One thing that has completely fallen below my expectations here in Singapore is the lack of quality customer service. I mean I wasn’t expecting full out red carpet treatment every time I patronized a business, but at these extortionist prices, at least a willingness to please, a smile, and “thank you.” Perhaps a, “Have a nice day,” while they handed you your plastic bag with the smiley face on it filled with 2 for 1 goodies was anticipated. I was definitely expecting efficiency and a desire or at least a readiness to satisfy the customer. But, I’ve gotten better service in the states from the 7-11, which they have here by the dozens.
The first encounter with this was with the cleaning service my husband hired to prepare the condo for me to really clean later. (I told you I could be a touch OCD). Now, I have never hired a cleaning service before because I actually enjoy cleaning my own space for the most part, but when I first walked into our new home, it looked like a homeless person had been living there. (I recognize that these are clearly trivial “first-world” problems, but indulge me.) He, who arrived in Singapore a month before my daughter and I, had been living like it was the end of days. Trash and papers were strewn hither and yon. Furniture was displaced. Nothing had been wiped, swept, mopped, dusted, CLEANED! And, the hair…well, I told you about that. So, yes, someone had to do the preliminary stage of cleaning.
I took a nap to recover from jet lag with my daughter in her room, which I chose to clean myself, while two young women sounded like they were moving mountains to reface my home and bring it to its supreme level of spotlessness. I woke up ready to smell lemon zest and some hint of pine and see suds and janitorial supplies; if heaven had levels, this image would be one of them for me. I expected to see the “after” picture they show on any one of those HGTV specials. Imagine my surprise and confusion when no such transformation had taken place. It looked nearly the same as it had two hours prior.

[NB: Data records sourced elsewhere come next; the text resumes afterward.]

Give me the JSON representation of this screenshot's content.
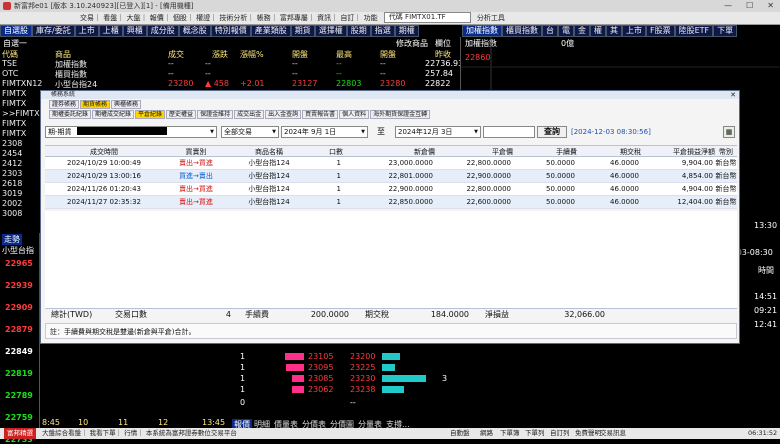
{
  "window": {
    "title": "新富邦e01 [版本 3.10.240923][已登入][1] - [備用機種]",
    "buttons": [
      "—",
      "☐",
      "✕"
    ]
  },
  "menubar": {
    "items": [
      "交易",
      "看盤",
      "大盤",
      "報價",
      "個股",
      "權證",
      "技術分析",
      "帳務",
      "富邦專屬",
      "資訊",
      "自訂",
      "功能"
    ],
    "symbol": "代碼 FIMTX01.TF",
    "extra": "分析工具"
  },
  "tabs_left": [
    {
      "label": "自選股",
      "active": true
    },
    {
      "label": "庫存/委託"
    },
    {
      "label": "上市"
    },
    {
      "label": "上櫃"
    },
    {
      "label": "興櫃"
    },
    {
      "label": "成分股"
    },
    {
      "label": "概念股"
    },
    {
      "label": "特別報價"
    },
    {
      "label": "產業類股"
    },
    {
      "label": "期貨"
    },
    {
      "label": "選擇權"
    },
    {
      "label": "股期"
    },
    {
      "label": "指選"
    },
    {
      "label": "期權"
    }
  ],
  "tabs_right": [
    {
      "label": "加權指數",
      "active": true
    },
    {
      "label": "櫃買指數"
    },
    {
      "label": "台"
    },
    {
      "label": "電"
    },
    {
      "label": "金"
    },
    {
      "label": "權"
    },
    {
      "label": "其"
    },
    {
      "label": "上市"
    },
    {
      "label": "F股票"
    },
    {
      "label": "陸股ETF"
    },
    {
      "label": "下單"
    }
  ],
  "watchlist": {
    "group_label": "自選一",
    "edit_label": "修改商品",
    "position_label": "欄位",
    "headers": [
      "代碼",
      "商品",
      "成交",
      "漲跌",
      "漲幅%",
      "開盤",
      "最高",
      "最低",
      "開盤",
      "昨收"
    ],
    "rows": [
      {
        "code": "TSE",
        "name": "加權指數",
        "last": "--",
        "chg": "--",
        "pct": "",
        "open": "--",
        "high": "--",
        "low": "--",
        "open2": "--",
        "prev": "22736.93"
      },
      {
        "code": "OTC",
        "name": "櫃買指數",
        "last": "--",
        "chg": "--",
        "pct": "",
        "open": "--",
        "high": "--",
        "low": "--",
        "open2": "--",
        "prev": "257.84"
      },
      {
        "code": "FIMTXN12",
        "name": "小型台指24",
        "last": "23280",
        "chg": "▲ 458",
        "pct": "+2.01",
        "open": "23127",
        "high": "22803",
        "low": "",
        "open2": "23280",
        "prev": "22822"
      },
      {
        "code": "FIMTX"
      },
      {
        "code": "FIMTX"
      },
      {
        "code": ">>FIMTX"
      },
      {
        "code": "FIMTX"
      },
      {
        "code": "FIMTX"
      },
      {
        "code": "2308"
      },
      {
        "code": "2454"
      },
      {
        "code": "2412"
      },
      {
        "code": "2303"
      },
      {
        "code": "2618"
      },
      {
        "code": "3019"
      },
      {
        "code": "2002"
      },
      {
        "code": "3008"
      }
    ]
  },
  "index_panel": {
    "title": "加權指數",
    "value": "0億",
    "axis": [
      "22860"
    ]
  },
  "dialog": {
    "title": "帳務系統",
    "tabs": [
      {
        "label": "證券帳務"
      },
      {
        "label": "期貨帳務",
        "active": true
      },
      {
        "label": "興櫃帳務"
      }
    ],
    "subtabs": [
      {
        "label": "期權委託紀錄"
      },
      {
        "label": "期權成交紀錄"
      },
      {
        "label": "平倉紀錄",
        "active": true
      },
      {
        "label": "歷史權益"
      },
      {
        "label": "保證金維持"
      },
      {
        "label": "成交出金"
      },
      {
        "label": "出入金查詢"
      },
      {
        "label": "買賣報告書"
      },
      {
        "label": "個人資料"
      },
      {
        "label": "海外期貨保證金互轉"
      }
    ],
    "filter": {
      "account_prefix": "期-期貨",
      "trade_type": "全部交易",
      "date_from": "2024年 9月 1日",
      "to_label": "至",
      "date_to": "2024年12月 3日",
      "query_button": "查詢",
      "timestamp": "[2024-12-03 08:30:56]"
    },
    "columns": [
      "成交時間",
      "買賣別",
      "商品名稱",
      "口數",
      "新倉價",
      "平倉價",
      "手續費",
      "期交稅",
      "平倉損益淨額",
      "幣別"
    ],
    "rows": [
      {
        "time": "2024/10/29 10:00:49",
        "side": "賣出→買進",
        "side_type": "sell_buy",
        "product": "小型台指124",
        "qty": "1",
        "open_price": "23,000.0000",
        "close_price": "22,800.0000",
        "fee": "50.0000",
        "tax": "46.0000",
        "pnl": "9,904.00",
        "currency": "新台幣"
      },
      {
        "time": "2024/10/29 13:00:16",
        "side": "買進→賣出",
        "side_type": "buy_sell",
        "product": "小型台指124",
        "qty": "1",
        "open_price": "22,801.0000",
        "close_price": "22,900.0000",
        "fee": "50.0000",
        "tax": "46.0000",
        "pnl": "4,854.00",
        "currency": "新台幣"
      },
      {
        "time": "2024/11/26 01:20:43",
        "side": "賣出→買進",
        "side_type": "sell_buy",
        "product": "小型台指124",
        "qty": "1",
        "open_price": "22,900.0000",
        "close_price": "22,800.0000",
        "fee": "50.0000",
        "tax": "46.0000",
        "pnl": "4,904.00",
        "currency": "新台幣"
      },
      {
        "time": "2024/11/27 02:35:32",
        "side": "賣出→買進",
        "side_type": "sell_buy",
        "product": "小型台指124",
        "qty": "1",
        "open_price": "22,850.0000",
        "close_price": "22,600.0000",
        "fee": "50.0000",
        "tax": "46.0000",
        "pnl": "12,404.00",
        "currency": "新台幣"
      }
    ],
    "totals": {
      "label": "總計(TWD)",
      "lots_label": "交易口數",
      "lots": "4",
      "fee_label": "手續費",
      "fee": "200.0000",
      "tax_label": "期交稅",
      "tax": "184.0000",
      "pnl_label": "淨損益",
      "pnl": "32,066.00"
    },
    "note": "註：手續費與期交稅是雙邊(新倉與平倉)合計。"
  },
  "tick_panel": {
    "tab_label": "走勢",
    "product": "小型台指",
    "price_axis": [
      "22965",
      "22939",
      "22909",
      "22879",
      "22849",
      "22819",
      "22789",
      "22759",
      "22733"
    ],
    "time_axis": [
      "8:45",
      "10",
      "11",
      "12",
      "13:45"
    ]
  },
  "depth_panel": {
    "rows": [
      {
        "bid_qty": "1",
        "bid": "23105",
        "ask": "23200"
      },
      {
        "bid_qty": "1",
        "bid": "23095",
        "ask": "23225"
      },
      {
        "bid_qty": "1",
        "bid": "23085",
        "ask": "23230",
        "ask_qty": "3"
      },
      {
        "bid_qty": "1",
        "bid": "23062",
        "ask": "23238"
      }
    ],
    "footer": [
      "0",
      "--"
    ]
  },
  "bottom_tabs": [
    "報價",
    "明細",
    "價量表",
    "分價表",
    "分價圖",
    "分量表",
    "支撐..."
  ],
  "right_bottom": {
    "time_a": "13:30",
    "date": "/03-08:30",
    "header": "時間",
    "times": [
      "14:51",
      "09:21",
      "12:41"
    ]
  },
  "statusbar": {
    "left_badge": "富邦精選",
    "items": [
      "大盤綜合看盤",
      "我看下單",
      "行情",
      "本系統為富邦證券數位交易平台"
    ],
    "right": [
      "自動盤",
      "網路",
      "下單簿",
      "下單列",
      "自訂列",
      "免費聲明",
      "交易訊息"
    ],
    "time": "06:31:52"
  },
  "colors": {
    "up": "#ff3b3b",
    "down": "#19e019",
    "accent": "#ffd400",
    "bar_pink": "#ff2f8a",
    "bar_cyan": "#22c9c9"
  }
}
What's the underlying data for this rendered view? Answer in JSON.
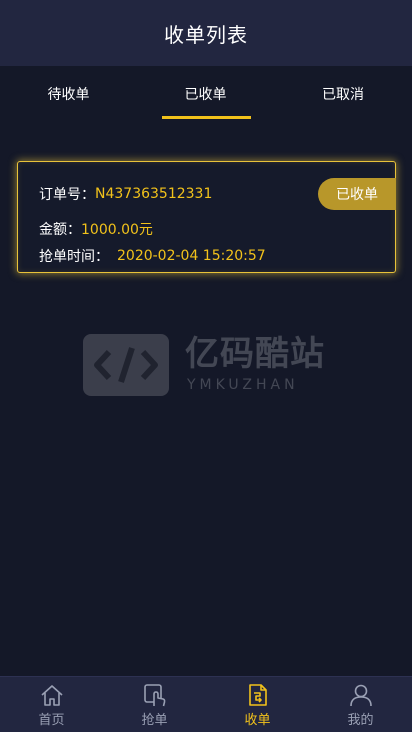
{
  "header": {
    "title": "收单列表"
  },
  "tabs": [
    {
      "label": "待收单",
      "active": false
    },
    {
      "label": "已收单",
      "active": true
    },
    {
      "label": "已取消",
      "active": false
    }
  ],
  "order": {
    "order_no_label": "订单号：",
    "order_no": "N437363512331",
    "amount_label": "金额：",
    "amount": "1000.00元",
    "time_label": "抢单时间：",
    "time": "2020-02-04 15:20:57",
    "status": "已收单"
  },
  "watermark": {
    "name": "亿码酷站",
    "sub": "YMKUZHAN"
  },
  "bottom_nav": [
    {
      "label": "首页",
      "icon": "home-icon",
      "active": false
    },
    {
      "label": "抢单",
      "icon": "grab-order-icon",
      "active": false
    },
    {
      "label": "收单",
      "icon": "receive-order-icon",
      "active": true
    },
    {
      "label": "我的",
      "icon": "user-icon",
      "active": false
    }
  ],
  "colors": {
    "accent": "#f2c21b",
    "background": "#141828",
    "bar": "#222640",
    "badge": "#b8972a"
  }
}
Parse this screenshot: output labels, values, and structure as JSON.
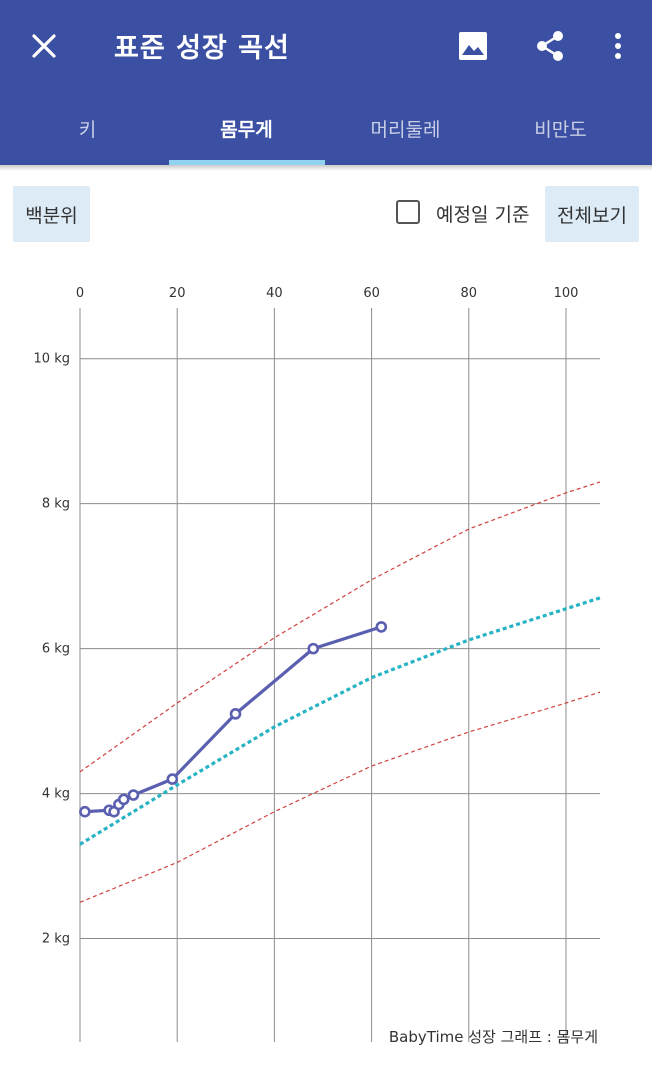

Perhaps, they started in the back and they’re working their way forward I thought as I stumbled sleepily through the main hallway to our bedroom and en suite. “Nooooo, they haven’t cleaned in here.” Hmmm, maybe they were scouring the newly unpacked pots and pans to rid them of traveling dust. It could be contaminated you know. “Noooooo, they haven’t cleaned the kitchen either.” The condo isn’t that big, so then I thought they must’ve cleaned the wrong one.
I asked the elder of the two what they’d done. With a widespread smile and over-zealous nod she proudly boasted, “We finished now.” Huh?! I took her on a tour and asked if she had cleaned areas as I pointed to the dirt still stained there. Each time, she’d nod profusely, smile wide and say, “Yes!” Huh?!! “Did you wipe the counter?” “Yes!” “Did you sweep up all the hair I still see on the floor?” “Yes!”
Was there a language or cultural barrier here? I had to do something we’d both understand: the proverbial white glove test. Symbolically, with my bare finger, I scrolled along the counter while locking eyes with her. I held up my grimy finger in the air without losing eye contact. She, still smiling, cut her eyes to the dirt then back at me, then back to the very visible dirt, then back at me, “You want me clean again?” “Yes!” This exchange happened in every room.
I wanted to think this level of service was an isolated incident, but during my first week here, I experienced multiple interactions like this. From old clumpy nail polish and cold water being used instead of the hot I requested in my pedicure, to being overcharged for the wrong meal, to the grumbling soft pretzel lady actually trying to serve us the one she dropped before scolding us when we cancelled the order! No ma’am! “Where they do that at?” Singapore, and all with a wide smile, gentle nod, and teeth grinding, “Yes!”